Creating a free account will enable you to subscribe to our daily and weekly email newsletters, as well as customize your reading experience to show only the categories most relevant to you.
Signing up only take a few minutes, so why not give it a try and see what you've been missing out on.
Aging gracefully may not be an option for the 40 million people worldwide who are blind or have significant visual impairment. It's reported that 65% of those with visual impairment and 82% of those who are blind are over 50 years of age. In a special issue of Investigative Ophthalmology & Visual Science (IOVS), ophthalmic leaders from around the world address "the aging eye" to focus attention on unmet needs and accelerate the translation of research findings into effective clinical care.
"With an aging world population and startling increases in the prevalence of diseases such as diabetic retinopathy and age-related macular degeneration, we feel that this issue is both important and timely, with chapters highlighting problems in and possible solutions to age-related diseases that affect all the major tissues of the eye," said Gerald Chader, PhD, FARVO, chief scientific officer at the Doheny Eye Institute at the University of Southern California and medical director of the Ocular Research Symposia Foundation (ORSF).
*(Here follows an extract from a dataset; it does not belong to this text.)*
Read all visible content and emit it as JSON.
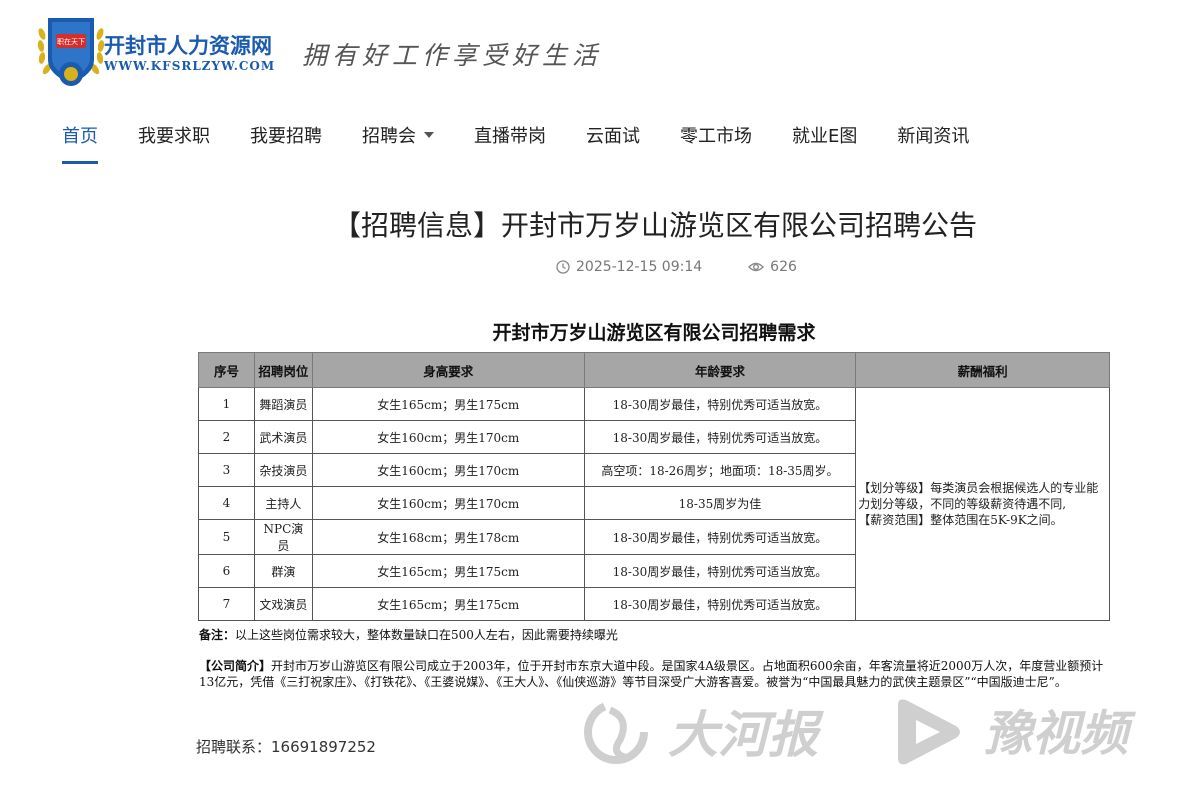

Based on an ORSF-sponsored workshop held June 14 - 16, 2013, the IOVS issue features new research on the genetics, biology, biochemistry, neurochemistry and the impact of nutrition and the environment on function in the older eye. Articles specifically address the economics of vision loss and the prevention and treatment of individual eye conditions. These include cataract, estimated to affect almost 22 million above the age of 40, and age-related macular degeneration, deemed the leading cause of blindness in people age 60 and older in the U.S.
According to the report, by 2015, over 10 million Americans will be blind or have significant visual impairment - with a staggering impact on the cost of healthcare for both individuals and society. Direct medical costs of retinal disorders in 2013 were approximately 8.7 billion; for treatable disorders such as cataract and refractive errors, the annual costs in the U.S. are 10.7 and $16.1 billion, respectively.
Chader stresses the special issue will help identify "low-hanging fruit" research opportunities and spur funding at basic research and clinical levels, ultimately resulting in sight-saving and sight-restoration measure. "ORSF hopes to illuminate the way to the best, practicable and most cost-efficient means of combating blinding eye diseases," he says.
Article adapted by Medical News Today from original press release. Click 'references' tab above for source.
Visit our Eye Health / Blindness category page for the latest news on this subject.
Please use one of the following formats to cite this article in your essay, paper or report:
Association for Research in Vision and Ophthalmolo. "Sight-saving and sight-restoration measures as the population ages." Medical News Today. MediLexicon, Intl., 21 Jan. 2014. Web.
12 Mar. 2014. <http://www.medicalnewstoday.com/releases/271417>
Association for Research in Vision and Ophthalmolo. (2014, January 21). "Sight-saving and sight-restoration measures as the population ages." Medical News Today. Retrieved from
Please note: If no author information is provided, the source is cited instead.
If you write about specific medications, operations, or procedures please do not name healthcare professionals by name.
For any corrections of factual information, or to contact our editorial team, please use our feedback form. Please send any medical news or health news press releases to:
Note: Any medical information published on this website is not intended as a substitute for informed medical advice and you should not take any action before consulting with a health care professional. For more information, please read our terms and conditions.
This page was printed from: http://www.medicalnewstoday.com/releases/271417.php
Visit www.medicalnewstoday.com for medical news and health news headlines posted throughout the day, every day.
© 2004-2014 All rights reserved. MNT (logo) is the registered trade mark of MediLexicon International Limited.